Required work: Find every line in the records that holds the string "Make". Copy each one.

Data about app and page elements
Start of Block

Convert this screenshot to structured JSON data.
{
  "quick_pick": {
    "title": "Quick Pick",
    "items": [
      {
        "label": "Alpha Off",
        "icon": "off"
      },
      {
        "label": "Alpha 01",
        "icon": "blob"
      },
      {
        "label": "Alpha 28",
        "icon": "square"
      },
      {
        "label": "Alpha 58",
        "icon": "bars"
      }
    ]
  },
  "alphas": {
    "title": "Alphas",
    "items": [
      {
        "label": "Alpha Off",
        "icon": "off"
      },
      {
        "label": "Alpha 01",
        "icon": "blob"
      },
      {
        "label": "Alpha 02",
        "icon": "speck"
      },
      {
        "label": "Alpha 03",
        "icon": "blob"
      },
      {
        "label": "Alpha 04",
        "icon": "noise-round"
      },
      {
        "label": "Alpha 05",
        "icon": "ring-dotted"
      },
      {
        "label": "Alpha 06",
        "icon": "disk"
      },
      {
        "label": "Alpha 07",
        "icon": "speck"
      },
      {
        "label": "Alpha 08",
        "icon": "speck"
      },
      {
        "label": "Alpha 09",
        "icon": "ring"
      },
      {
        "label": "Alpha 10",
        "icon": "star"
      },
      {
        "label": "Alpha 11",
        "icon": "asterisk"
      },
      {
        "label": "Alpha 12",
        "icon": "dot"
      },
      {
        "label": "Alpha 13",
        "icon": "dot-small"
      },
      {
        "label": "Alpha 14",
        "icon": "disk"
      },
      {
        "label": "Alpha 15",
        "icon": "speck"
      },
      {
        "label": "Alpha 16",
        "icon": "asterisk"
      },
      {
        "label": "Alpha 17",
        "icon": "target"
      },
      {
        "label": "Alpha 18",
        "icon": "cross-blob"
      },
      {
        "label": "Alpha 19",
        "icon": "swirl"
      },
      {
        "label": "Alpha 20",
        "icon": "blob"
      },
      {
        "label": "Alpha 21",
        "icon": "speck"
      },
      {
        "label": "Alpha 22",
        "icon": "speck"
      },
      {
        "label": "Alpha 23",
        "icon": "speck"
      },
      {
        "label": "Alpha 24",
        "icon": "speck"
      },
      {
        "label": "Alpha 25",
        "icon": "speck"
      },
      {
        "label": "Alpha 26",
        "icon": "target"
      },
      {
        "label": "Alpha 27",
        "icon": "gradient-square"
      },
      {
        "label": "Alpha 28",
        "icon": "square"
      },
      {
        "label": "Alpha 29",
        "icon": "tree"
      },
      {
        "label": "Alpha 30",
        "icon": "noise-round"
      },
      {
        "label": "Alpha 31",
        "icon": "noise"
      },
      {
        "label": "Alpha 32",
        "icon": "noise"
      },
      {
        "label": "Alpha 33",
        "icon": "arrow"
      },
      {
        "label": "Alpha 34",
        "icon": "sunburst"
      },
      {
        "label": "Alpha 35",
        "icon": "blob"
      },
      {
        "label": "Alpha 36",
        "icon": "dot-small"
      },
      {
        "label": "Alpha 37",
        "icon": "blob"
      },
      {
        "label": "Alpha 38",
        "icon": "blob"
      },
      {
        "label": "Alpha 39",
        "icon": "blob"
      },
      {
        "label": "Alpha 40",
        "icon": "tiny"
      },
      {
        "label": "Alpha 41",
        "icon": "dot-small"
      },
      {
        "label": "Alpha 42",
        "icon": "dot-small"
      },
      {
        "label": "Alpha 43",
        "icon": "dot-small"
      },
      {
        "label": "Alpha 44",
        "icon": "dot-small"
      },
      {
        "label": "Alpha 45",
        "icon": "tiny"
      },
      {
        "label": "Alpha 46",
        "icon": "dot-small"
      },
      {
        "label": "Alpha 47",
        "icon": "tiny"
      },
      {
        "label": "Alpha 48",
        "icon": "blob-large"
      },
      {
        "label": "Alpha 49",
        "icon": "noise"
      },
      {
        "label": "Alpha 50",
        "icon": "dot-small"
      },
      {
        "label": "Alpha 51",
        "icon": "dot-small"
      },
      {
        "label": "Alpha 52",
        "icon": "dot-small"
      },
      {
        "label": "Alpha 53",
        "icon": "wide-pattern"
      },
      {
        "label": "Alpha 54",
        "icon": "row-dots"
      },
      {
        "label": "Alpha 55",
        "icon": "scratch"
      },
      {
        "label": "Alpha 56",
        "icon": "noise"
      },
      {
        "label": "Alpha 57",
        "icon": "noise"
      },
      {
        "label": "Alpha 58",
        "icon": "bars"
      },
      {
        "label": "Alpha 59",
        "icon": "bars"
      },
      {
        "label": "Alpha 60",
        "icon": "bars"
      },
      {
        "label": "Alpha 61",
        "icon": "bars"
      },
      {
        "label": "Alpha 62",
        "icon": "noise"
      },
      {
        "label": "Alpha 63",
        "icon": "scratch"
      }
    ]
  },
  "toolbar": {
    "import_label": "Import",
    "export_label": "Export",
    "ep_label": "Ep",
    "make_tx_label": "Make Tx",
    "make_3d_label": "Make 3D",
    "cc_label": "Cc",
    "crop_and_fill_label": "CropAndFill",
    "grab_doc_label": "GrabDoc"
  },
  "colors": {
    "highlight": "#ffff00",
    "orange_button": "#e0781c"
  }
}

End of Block

Response for this exercise:
    "make_tx_label": "Make Tx",
    "make_3d_label": "Make 3D",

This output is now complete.